Mr. Robert Kaufman fills the role of new English teacher this year. Originally from Dallas, Texas, Mr. Kaufman earned his bachelor’s degree from Brown University and a Master of Arts in Liberal Studies from Dartmouth College. He is enthusiastic about working at Pace because of its tight knit community and how close the families are. To inspire the students to love learning about different perspectives and cultures, Mr. Kaufman uses his past year-long trip to Norway to give his students examples of lives outside of Pace and the United States. “My goal is to get kids to love reading and writing,” said Mr. Kaufman. “To do so, I will use the poetry angle, the Norway angle, the make-books-relevant angle, and different reading and writing genres to hopefully spark some interest.”

Mr. Kaufman strives to show his students that through careful reading and thoughtful writing, they can draw out the creativity and genius within them. “There is a beautiful passage in ‘The Prophet’ by Kahlil Gibran in which a person asks, ‘what is teaching?’” said Mr. Kaufman. “And the answer is that a wise teacher doesn’t show you his or her own wisdom but rather leads you to the threshold of your own wisdom. My aim is to help students learn to translate their thoughts and feelings in a cogent, cohesive and persuasive language. This is not only important for college and careers, but also vital to being a human being.”
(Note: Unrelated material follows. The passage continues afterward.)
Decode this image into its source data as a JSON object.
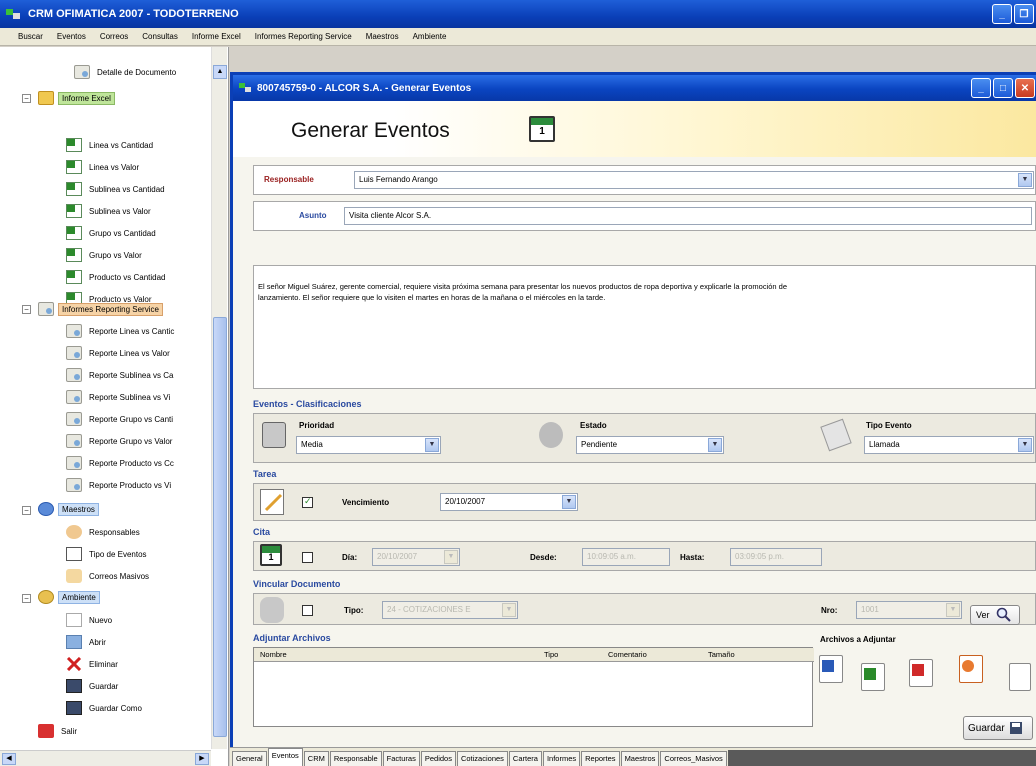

Sophomore chemistry teacher Matthew Smentek is an Atlanta native, and he earned a bachelor’s in chemistry from Wake Forest University before he got his master’s in organic chemistry at Emory University. Mr. Smentek previously taught chemistry at St. Pius X and also coached boys lacrosse. “St. Pius was great,” said Mr. Smentek. “I loved it there and I miss it, but I feel like I’m at home now.” With regard to his Pace experience so far, Mr. Smentek is speechless about how happy he is here. “I wish I could just show people how happy I am here instead of trying to tell them,” said Mr. Smentek. “It’s hard to find the right words. I’m in love with this school.”

Mr. Smentek describes his teaching style as flexible and intense, and he loves doing demonstrations in class. Once the school day ends, however, Mr. Smentek is out on the field coaching middle school boys lacrosse. He is the new head coach, and he is very happy with his position. “I coached against [Pace history teacher] Grady Stevens for three years, and he’s just great,” said Mr. Smentek. “He’s the one who set me up with Pace.” Outside of school, Mr. Smentek enjoys fishing and watching sports. He is recently engaged, and he spends a lot of his time balancing adjusting to Pace and planning his wedding.

The science department also welcomes Dr. Melody Walter as a new chemistry teacher. Dr. Walter earned a bachelor’s degree from Emory University, a Ph.D. in chemistry from the University of Georgia, and worked as a postdoctoral associate at the Massachusetts Institute of Technology in Bioinorganic Chemistry. Dr. Walter is excited to teach the bright students at Pace and she looks forward to work every day. “The students are really interested in learning,” said Dr. Walter. “It seems like a very positive environment to be in, to work in, to teach in and to learn in, so I was excited to talk about science with young scientists in a positive community.”

Dr. Walter hopes to inspire her students to be as passionate about science and chemistry as she is and to apply it to their everyday lives. “I hope that students will end up seeing that chemistry is all around us and it’s in the daily phenomena that we see,” said Dr. Walter. “I hope that that makes the science seem a bit more accessible.” Dr. Walter has felt welcomed by not only the students and families, but by the faculty as well. One of her favorite parts of working at Pace is when students stay for extra help. “I love the questions that students ask,” said Dr. Walter. “I love when students stay after class and ask me questions about the periodic table or other parts of chemistry, whether it’s related to the science that we’re currently covering or the science we will get to in the future.”